Your answer should be the entries below, reproduced character for character.

[Start of section]

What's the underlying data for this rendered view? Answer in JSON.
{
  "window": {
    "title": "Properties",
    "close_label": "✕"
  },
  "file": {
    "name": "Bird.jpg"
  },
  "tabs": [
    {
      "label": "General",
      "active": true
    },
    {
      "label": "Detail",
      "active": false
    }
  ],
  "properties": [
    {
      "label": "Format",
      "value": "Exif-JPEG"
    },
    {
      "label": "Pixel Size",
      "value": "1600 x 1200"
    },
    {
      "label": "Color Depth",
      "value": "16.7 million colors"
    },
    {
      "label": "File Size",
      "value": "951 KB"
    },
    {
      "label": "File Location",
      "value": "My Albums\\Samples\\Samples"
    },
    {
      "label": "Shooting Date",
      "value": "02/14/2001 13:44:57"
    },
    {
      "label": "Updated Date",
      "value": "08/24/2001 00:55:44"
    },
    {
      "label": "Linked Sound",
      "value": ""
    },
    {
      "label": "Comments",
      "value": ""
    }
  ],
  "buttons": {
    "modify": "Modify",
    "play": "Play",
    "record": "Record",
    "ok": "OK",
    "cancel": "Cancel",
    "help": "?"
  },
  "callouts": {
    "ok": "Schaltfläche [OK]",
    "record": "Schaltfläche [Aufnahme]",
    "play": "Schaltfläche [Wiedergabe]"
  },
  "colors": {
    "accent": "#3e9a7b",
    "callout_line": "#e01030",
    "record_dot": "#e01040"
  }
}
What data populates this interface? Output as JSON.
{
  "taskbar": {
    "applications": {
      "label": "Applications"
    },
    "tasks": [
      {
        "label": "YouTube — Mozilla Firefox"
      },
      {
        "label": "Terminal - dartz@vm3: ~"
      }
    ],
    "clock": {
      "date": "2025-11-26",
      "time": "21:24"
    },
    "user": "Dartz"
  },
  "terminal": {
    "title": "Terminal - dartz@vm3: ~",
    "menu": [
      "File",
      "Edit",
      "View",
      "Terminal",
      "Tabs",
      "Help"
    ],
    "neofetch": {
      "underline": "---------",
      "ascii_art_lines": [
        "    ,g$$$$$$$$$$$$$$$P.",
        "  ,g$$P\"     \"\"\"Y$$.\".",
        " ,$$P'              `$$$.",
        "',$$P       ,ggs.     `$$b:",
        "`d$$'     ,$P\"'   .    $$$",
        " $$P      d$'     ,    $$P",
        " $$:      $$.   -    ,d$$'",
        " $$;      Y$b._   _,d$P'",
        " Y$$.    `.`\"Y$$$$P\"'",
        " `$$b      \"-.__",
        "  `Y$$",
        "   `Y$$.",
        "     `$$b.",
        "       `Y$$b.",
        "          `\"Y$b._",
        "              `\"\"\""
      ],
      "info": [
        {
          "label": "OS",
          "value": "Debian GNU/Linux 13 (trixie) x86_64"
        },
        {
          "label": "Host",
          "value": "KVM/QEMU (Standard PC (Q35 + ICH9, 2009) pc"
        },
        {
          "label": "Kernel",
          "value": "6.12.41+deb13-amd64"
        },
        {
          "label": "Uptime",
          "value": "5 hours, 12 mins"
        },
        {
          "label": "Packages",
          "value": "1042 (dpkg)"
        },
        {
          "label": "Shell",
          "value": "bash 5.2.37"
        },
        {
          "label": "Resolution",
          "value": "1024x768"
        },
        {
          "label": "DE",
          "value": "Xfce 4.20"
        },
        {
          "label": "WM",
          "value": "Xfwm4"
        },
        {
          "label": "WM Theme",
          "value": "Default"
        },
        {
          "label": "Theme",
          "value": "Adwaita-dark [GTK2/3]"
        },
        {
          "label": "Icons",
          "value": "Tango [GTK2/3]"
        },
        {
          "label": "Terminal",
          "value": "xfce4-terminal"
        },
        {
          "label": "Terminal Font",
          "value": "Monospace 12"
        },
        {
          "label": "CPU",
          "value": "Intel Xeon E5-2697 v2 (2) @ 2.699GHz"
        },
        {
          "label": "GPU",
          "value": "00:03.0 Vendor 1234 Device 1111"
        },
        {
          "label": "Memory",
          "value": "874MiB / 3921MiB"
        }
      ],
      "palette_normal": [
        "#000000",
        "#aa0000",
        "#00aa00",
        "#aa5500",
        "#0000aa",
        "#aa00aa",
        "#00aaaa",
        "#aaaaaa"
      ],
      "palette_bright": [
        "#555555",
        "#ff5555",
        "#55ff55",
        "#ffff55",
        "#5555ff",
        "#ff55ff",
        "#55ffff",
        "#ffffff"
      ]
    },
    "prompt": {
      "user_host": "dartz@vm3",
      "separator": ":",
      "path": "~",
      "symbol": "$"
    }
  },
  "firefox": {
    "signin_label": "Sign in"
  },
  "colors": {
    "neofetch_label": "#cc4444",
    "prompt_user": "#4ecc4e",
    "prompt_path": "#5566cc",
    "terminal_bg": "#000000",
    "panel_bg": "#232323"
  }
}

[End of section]

*Task result*
What's the underlying data for this rendered view? Answer in JSON.
{
  "window": {
    "title": "Properties",
    "close_label": "✕"
  },
  "file": {
    "name": "Bird.jpg"
  },
  "tabs": [
    {
      "label": "General",
      "active": true
    },
    {
      "label": "Detail",
      "active": false
    }
  ],
  "properties": [
    {
      "label": "Format",
      "value": "Exif-JPEG"
    },
    {
      "label": "Pixel Size",
      "value": "1600 x 1200"
    },
    {
      "label": "Color Depth",
      "value": "16.7 million colors"
    },
    {
      "label": "File Size",
      "value": "951 KB"
    },
    {
      "label": "File Location",
      "value": "My Albums\\Samples\\Samples"
    },
    {
      "label": "Shooting Date",
      "value": "02/14/2001 13:44:57"
    },
    {
      "label": "Updated Date",
      "value": "08/24/2001 00:55:44"
    },
    {
      "label": "Linked Sound",
      "value": ""
    },
    {
      "label": "Comments",
      "value": ""
    }
  ],
  "buttons": {
    "modify": "Modify",
    "play": "Play",
    "record": "Record",
    "ok": "OK",
    "cancel": "Cancel",
    "help": "?"
  },
  "callouts": {
    "ok": "Schaltfläche [OK]",
    "record": "Schaltfläche [Aufnahme]",
    "play": "Schaltfläche [Wiedergabe]"
  },
  "colors": {
    "accent": "#3e9a7b",
    "callout_line": "#e01030",
    "record_dot": "#e01040"
  }
}
What data populates this interface? Output as JSON.
{
  "taskbar": {
    "applications": {
      "label": "Applications"
    },
    "tasks": [
      {
        "label": "YouTube — Mozilla Firefox"
      },
      {
        "label": "Terminal - dartz@vm3: ~"
      }
    ],
    "clock": {
      "date": "2025-11-26",
      "time": "21:24"
    },
    "user": "Dartz"
  },
  "terminal": {
    "title": "Terminal - dartz@vm3: ~",
    "menu": [
      "File",
      "Edit",
      "View",
      "Terminal",
      "Tabs",
      "Help"
    ],
    "neofetch": {
      "underline": "---------",
      "ascii_art_lines": [
        "    ,g$$$$$$$$$$$$$$$P.",
        "  ,g$$P\"     \"\"\"Y$$.\".",
        " ,$$P'              `$$$.",
        "',$$P       ,ggs.     `$$b:",
        "`d$$'     ,$P\"'   .    $$$",
        " $$P      d$'     ,    $$P",
        " $$:      $$.   -    ,d$$'",
        " $$;      Y$b._   _,d$P'",
        " Y$$.    `.`\"Y$$$$P\"'",
        " `$$b      \"-.__",
        "  `Y$$",
        "   `Y$$.",
        "     `$$b.",
        "       `Y$$b.",
        "          `\"Y$b._",
        "              `\"\"\""
      ],
      "info": [
        {
          "label": "OS",
          "value": "Debian GNU/Linux 13 (trixie) x86_64"
        },
        {
          "label": "Host",
          "value": "KVM/QEMU (Standard PC (Q35 + ICH9, 2009) pc"
        },
        {
          "label": "Kernel",
          "value": "6.12.41+deb13-amd64"
        },
        {
          "label": "Uptime",
          "value": "5 hours, 12 mins"
        },
        {
          "label": "Packages",
          "value": "1042 (dpkg)"
        },
        {
          "label": "Shell",
          "value": "bash 5.2.37"
        },
        {
          "label": "Resolution",
          "value": "1024x768"
        },
        {
          "label": "DE",
          "value": "Xfce 4.20"
        },
        {
          "label": "WM",
          "value": "Xfwm4"
        },
        {
          "label": "WM Theme",
          "value": "Default"
        },
        {
          "label": "Theme",
          "value": "Adwaita-dark [GTK2/3]"
        },
        {
          "label": "Icons",
          "value": "Tango [GTK2/3]"
        },
        {
          "label": "Terminal",
          "value": "xfce4-terminal"
        },
        {
          "label": "Terminal Font",
          "value": "Monospace 12"
        },
        {
          "label": "CPU",
          "value": "Intel Xeon E5-2697 v2 (2) @ 2.699GHz"
        },
        {
          "label": "GPU",
          "value": "00:03.0 Vendor 1234 Device 1111"
        },
        {
          "label": "Memory",
          "value": "874MiB / 3921MiB"
        }
      ],
      "palette_normal": [
        "#000000",
        "#aa0000",
        "#00aa00",
        "#aa5500",
        "#0000aa",
        "#aa00aa",
        "#00aaaa",
        "#aaaaaa"
      ],
      "palette_bright": [
        "#555555",
        "#ff5555",
        "#55ff55",
        "#ffff55",
        "#5555ff",
        "#ff55ff",
        "#55ffff",
        "#ffffff"
      ]
    },
    "prompt": {
      "user_host": "dartz@vm3",
      "separator": ":",
      "path": "~",
      "symbol": "$"
    }
  },
  "firefox": {
    "signin_label": "Sign in"
  },
  "colors": {
    "neofetch_label": "#cc4444",
    "prompt_user": "#4ecc4e",
    "prompt_path": "#5566cc",
    "terminal_bg": "#000000",
    "panel_bg": "#232323"
  }
}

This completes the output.